# Problem to work on
Images are to be dropped, and the rest of the data reproduced exactly.

Data about app and page elements
= Beginning of Section =

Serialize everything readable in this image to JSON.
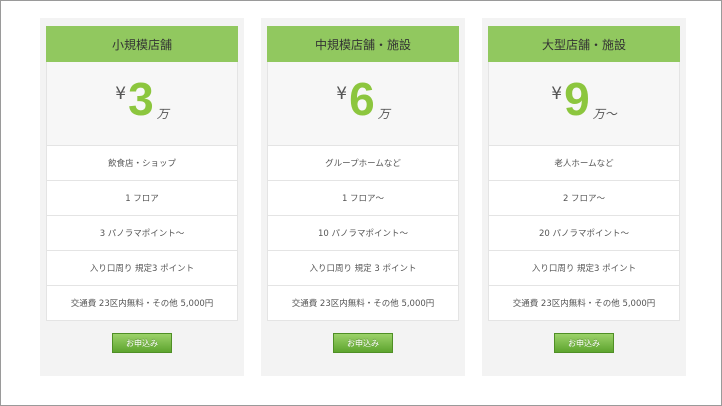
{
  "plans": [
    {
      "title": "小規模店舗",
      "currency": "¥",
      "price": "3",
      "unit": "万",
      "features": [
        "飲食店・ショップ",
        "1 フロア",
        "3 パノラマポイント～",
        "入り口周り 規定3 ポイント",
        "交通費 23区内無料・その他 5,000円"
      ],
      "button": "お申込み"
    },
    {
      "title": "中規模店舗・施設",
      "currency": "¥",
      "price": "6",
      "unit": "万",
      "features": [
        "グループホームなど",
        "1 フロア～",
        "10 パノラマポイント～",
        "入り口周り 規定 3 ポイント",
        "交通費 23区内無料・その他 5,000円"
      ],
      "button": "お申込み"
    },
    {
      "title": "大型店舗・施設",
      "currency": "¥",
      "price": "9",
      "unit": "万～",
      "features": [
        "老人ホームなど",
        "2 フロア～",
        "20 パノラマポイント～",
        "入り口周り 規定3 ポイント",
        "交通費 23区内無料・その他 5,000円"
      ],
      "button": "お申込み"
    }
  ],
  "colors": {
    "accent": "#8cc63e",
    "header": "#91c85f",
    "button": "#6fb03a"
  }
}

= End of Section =

# Output
Serialize everything readable in this image to JSON.
{
  "plans": [
    {
      "title": "小規模店舗",
      "currency": "¥",
      "price": "3",
      "unit": "万",
      "features": [
        "飲食店・ショップ",
        "1 フロア",
        "3 パノラマポイント～",
        "入り口周り 規定3 ポイント",
        "交通費 23区内無料・その他 5,000円"
      ],
      "button": "お申込み"
    },
    {
      "title": "中規模店舗・施設",
      "currency": "¥",
      "price": "6",
      "unit": "万",
      "features": [
        "グループホームなど",
        "1 フロア～",
        "10 パノラマポイント～",
        "入り口周り 規定 3 ポイント",
        "交通費 23区内無料・その他 5,000円"
      ],
      "button": "お申込み"
    },
    {
      "title": "大型店舗・施設",
      "currency": "¥",
      "price": "9",
      "unit": "万～",
      "features": [
        "老人ホームなど",
        "2 フロア～",
        "20 パノラマポイント～",
        "入り口周り 規定3 ポイント",
        "交通費 23区内無料・その他 5,000円"
      ],
      "button": "お申込み"
    }
  ],
  "colors": {
    "accent": "#8cc63e",
    "header": "#91c85f",
    "button": "#6fb03a"
  }
}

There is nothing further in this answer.